Aesthetics and Ontology


i) reading and analysis of fundamental modern and contemporary philosophic texts on art
ii) identification of categories, concepts, and problems implied in the philosophic reflection about aesthetic experience and artistic creation
iii) understanding the context of the origins of Aesthetics within modern philosophic thinking
iv) critical understanding of the contribution of Aesthetics to the questioning of Western culture about its own developments

General characterization





Responsible teacher

António Jorge de Castro Caeiro


Weekly - 3

Total - 280

Teaching language



Does not apply.


1) Caeiro, António de Castro (2017). Píndaro. Odes Olímpicas. Lisboa, Abysmo.

Caeiro, Antóino de Castro (2010). Píndaro Odes. Lisboa, Quetzal.

Theunissen, M. (2008). Pindar: Menschenlos und Wende der Zeit. C.H. Beck.

2) Michael Knaupp (2019). Hölderlin, Friedrich, Sämtliche Werke und Briefe, 3 vols. München, Carl Hanser Verlag.

Dastur, Françoise (1997). Hölderlin. Le retournement natal, La Versanne, Encre Marine. 

Fóti, Véronique (2006). Epochal Discordance: Hölderlin’s Philosophy of Tragedy, Albany, SUNY Press.

Teaching method

The seminarial sessions consist of moments of oral exposition of the problems and concepts proposed as well as of the reading and discussion of the texts. The evaluation is based on a written paper and takes into account the students participation in the discussions that has place during the sessions.

Evaluation method

Available soon

Subject matter
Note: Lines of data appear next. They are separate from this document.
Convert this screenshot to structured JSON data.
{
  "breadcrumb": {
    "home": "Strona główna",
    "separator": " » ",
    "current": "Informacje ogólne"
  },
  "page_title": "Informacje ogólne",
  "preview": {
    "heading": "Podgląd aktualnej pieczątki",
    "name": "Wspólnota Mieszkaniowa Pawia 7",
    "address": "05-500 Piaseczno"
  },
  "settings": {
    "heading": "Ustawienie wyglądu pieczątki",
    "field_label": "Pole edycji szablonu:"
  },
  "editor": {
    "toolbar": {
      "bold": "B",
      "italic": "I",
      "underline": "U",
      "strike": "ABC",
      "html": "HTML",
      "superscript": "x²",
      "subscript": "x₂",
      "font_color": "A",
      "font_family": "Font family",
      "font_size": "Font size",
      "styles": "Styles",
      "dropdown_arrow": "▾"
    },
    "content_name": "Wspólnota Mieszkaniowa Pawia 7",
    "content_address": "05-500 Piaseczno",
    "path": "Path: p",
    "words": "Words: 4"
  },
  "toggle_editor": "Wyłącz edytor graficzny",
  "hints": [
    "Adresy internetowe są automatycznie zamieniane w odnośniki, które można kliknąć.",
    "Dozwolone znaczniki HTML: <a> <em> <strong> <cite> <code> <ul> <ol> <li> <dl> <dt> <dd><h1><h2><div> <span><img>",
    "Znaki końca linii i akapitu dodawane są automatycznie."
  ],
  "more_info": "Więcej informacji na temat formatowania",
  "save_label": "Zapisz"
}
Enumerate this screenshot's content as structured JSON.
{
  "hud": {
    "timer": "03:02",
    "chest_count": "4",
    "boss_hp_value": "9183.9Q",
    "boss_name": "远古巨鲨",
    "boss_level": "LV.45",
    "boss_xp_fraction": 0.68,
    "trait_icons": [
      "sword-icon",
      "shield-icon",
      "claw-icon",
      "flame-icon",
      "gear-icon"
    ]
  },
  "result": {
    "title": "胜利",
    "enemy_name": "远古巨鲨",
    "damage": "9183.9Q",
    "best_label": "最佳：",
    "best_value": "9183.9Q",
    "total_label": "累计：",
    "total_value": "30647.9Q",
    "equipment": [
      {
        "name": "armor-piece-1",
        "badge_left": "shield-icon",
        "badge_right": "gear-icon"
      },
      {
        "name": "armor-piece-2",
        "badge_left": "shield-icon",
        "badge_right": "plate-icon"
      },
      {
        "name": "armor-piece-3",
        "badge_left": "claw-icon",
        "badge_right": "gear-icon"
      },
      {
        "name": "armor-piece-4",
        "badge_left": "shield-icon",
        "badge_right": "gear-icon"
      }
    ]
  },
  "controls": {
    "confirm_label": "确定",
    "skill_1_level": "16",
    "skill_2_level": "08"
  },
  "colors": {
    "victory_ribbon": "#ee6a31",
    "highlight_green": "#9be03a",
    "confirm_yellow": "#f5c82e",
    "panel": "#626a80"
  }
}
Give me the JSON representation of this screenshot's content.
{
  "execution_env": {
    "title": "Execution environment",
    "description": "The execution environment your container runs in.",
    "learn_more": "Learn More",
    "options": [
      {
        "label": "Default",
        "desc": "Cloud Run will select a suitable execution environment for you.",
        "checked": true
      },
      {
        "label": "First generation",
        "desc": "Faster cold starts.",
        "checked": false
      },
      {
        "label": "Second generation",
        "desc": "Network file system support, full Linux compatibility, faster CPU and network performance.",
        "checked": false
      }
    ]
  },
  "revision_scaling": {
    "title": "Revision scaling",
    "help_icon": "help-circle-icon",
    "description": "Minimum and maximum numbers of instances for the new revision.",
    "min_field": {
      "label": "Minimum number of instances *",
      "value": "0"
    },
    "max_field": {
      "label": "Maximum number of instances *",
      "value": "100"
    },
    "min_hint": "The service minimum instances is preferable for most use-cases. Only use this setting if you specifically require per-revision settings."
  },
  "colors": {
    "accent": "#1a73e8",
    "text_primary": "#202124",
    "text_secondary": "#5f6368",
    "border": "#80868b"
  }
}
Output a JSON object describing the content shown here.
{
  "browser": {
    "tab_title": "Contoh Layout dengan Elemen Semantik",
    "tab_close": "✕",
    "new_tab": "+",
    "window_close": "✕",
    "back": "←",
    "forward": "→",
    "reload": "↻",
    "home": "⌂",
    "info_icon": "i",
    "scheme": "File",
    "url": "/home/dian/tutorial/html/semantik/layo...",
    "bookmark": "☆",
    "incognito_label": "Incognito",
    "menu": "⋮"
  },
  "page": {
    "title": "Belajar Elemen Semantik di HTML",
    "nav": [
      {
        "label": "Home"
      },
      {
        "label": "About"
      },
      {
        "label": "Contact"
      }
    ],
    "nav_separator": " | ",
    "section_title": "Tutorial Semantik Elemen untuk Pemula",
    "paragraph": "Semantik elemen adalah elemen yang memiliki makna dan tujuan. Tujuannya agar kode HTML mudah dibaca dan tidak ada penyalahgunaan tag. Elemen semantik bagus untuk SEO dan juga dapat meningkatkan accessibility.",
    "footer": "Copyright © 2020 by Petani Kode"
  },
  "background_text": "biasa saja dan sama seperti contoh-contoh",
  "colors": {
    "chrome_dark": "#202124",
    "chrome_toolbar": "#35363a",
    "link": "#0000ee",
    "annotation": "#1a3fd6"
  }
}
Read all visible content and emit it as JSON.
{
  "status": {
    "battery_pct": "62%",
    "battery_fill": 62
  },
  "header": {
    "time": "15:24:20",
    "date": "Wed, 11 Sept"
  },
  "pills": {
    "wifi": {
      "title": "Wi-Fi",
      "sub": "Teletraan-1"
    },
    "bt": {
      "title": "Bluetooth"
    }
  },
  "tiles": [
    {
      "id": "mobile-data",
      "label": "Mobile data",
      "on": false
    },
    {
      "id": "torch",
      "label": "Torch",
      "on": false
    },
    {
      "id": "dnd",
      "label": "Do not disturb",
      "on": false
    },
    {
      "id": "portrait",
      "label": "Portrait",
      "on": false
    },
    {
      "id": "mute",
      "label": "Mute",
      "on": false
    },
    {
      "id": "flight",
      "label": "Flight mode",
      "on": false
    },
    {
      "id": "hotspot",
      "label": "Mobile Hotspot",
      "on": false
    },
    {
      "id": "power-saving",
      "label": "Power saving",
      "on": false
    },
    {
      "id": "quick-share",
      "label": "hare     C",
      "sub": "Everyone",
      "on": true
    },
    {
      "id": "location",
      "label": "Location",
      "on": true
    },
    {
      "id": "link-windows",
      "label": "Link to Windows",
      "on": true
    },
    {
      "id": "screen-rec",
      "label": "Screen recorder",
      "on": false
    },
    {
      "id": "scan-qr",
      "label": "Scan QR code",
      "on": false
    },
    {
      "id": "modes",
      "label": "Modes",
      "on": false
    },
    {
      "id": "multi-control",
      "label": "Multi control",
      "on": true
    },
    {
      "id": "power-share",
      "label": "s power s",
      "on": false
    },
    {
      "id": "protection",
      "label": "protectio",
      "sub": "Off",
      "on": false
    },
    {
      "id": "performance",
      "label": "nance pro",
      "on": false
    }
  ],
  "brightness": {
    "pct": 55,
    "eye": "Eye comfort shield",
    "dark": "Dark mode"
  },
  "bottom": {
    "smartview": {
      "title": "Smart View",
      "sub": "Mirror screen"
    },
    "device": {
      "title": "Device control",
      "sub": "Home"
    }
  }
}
The Will to Power as Art (Der Wille zur Macht Als Kunst). We set out with Heidegger's interpretation of Nietzsche (GA vol. 6.1). The phenomenon of will is interpreted as affect (Affekt), passion (Leidenschaft) and feeling (Gefühl). How does the aesthetic phenomenon interpreted ontologically allow an understanding of the relationship between expression and life? We will investigate how the lyrical disposition from its archaic breakthrough until its radical expression in Hölderlin. Are authors like Pindar, Sappho, Alcman, Hölderlin, Plato, Aristotle, Kant, Nietzsche usually situated in different, if not opposite, fields of human experience dealing with the same problems?